"Housing and Urban Development Secretary Shaun Donovan told the House Financial Services Committee last week that "unlike many other institutions," the taxpayer-backed Federal Housing Administration "retains a positive fund balance and the current book of business is strong." If only the numbers would cooperate.
The American Enterprise Institute's Ed Pinto recently unearthed new FHA lending data buried in a little-known HUD website called Neighborhood Watch. As of Oct. 31, 17% of FHA's loans were in delinquency or in trouble, up slightly from September. Of that total, 9% of FHA loans are "seriously delinquent," up from 8.2% at the end of June. To put this in perspective, FHA has around 75,000 more bad loans today than it had a few months ago. Meanwhile, the agency's capital reserves are languishing at 0.24%, well below the 2% legally mandated floor.
FHA waves away these worries by arguing that the business it did since the 2007 housing crash is in better shape than the guarantees made at the height of the boom. AEI's Mr. Pinto calculates that 1.9% of loans signed between Nov. 1, 2009, and Oct. 31 of this year are seriously delinquent, which is a far cry from 9% but still exceptionally high. And this comes after FHA installed a chief risk officer and boosted its underwriting standards, among other things.

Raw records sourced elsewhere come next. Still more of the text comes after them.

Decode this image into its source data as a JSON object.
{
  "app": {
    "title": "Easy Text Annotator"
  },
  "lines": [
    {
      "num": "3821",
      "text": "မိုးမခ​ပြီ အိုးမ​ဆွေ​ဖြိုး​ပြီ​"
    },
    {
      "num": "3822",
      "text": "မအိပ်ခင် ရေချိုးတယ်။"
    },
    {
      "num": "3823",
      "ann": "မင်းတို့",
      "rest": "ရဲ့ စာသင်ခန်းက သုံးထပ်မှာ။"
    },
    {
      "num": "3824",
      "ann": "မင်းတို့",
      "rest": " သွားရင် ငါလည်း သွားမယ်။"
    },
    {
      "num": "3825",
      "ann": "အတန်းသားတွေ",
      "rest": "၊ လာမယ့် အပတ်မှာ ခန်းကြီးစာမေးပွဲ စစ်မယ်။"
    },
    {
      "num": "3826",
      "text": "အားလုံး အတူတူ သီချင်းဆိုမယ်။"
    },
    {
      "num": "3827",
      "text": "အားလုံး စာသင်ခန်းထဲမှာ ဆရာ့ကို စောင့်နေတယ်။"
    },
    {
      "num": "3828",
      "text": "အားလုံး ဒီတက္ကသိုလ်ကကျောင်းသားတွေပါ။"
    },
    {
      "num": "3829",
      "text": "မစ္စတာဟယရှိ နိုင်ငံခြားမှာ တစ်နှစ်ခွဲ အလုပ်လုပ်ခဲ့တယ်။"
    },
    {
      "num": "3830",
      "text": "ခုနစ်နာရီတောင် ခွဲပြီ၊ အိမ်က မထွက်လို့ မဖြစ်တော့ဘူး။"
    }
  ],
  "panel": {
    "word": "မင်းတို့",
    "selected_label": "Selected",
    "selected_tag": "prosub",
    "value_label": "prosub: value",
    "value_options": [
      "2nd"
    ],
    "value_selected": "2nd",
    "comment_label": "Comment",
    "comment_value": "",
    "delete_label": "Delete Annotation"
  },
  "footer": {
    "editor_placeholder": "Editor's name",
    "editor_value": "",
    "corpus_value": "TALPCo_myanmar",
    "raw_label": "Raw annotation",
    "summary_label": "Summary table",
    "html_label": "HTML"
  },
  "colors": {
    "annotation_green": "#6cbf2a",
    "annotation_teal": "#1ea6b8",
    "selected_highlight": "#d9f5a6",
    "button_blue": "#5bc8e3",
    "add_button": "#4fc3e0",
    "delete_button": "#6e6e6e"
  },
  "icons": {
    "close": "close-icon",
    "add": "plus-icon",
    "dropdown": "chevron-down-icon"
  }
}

In effect, FHA is betting that it can grow its way out of trouble by insuring higher-end homes and higher-quality borrowers. Mr. Donovan, in his written statement to Congress, also promised to raise premiums, crack down on bad lenders, look at reforming claims processes and more. But none of this will shrink the FHA down to its traditional role as a lender to first-time low- or moderate-income homebuyers. Until that happens, the agency will continue to dominate the mortgage insurance market, and private competitors will shrink or go bust. That's the last thing the U.S. economy needs".
-- Wall Street Journal, political diary, 12/05/2011, by Mary Kissel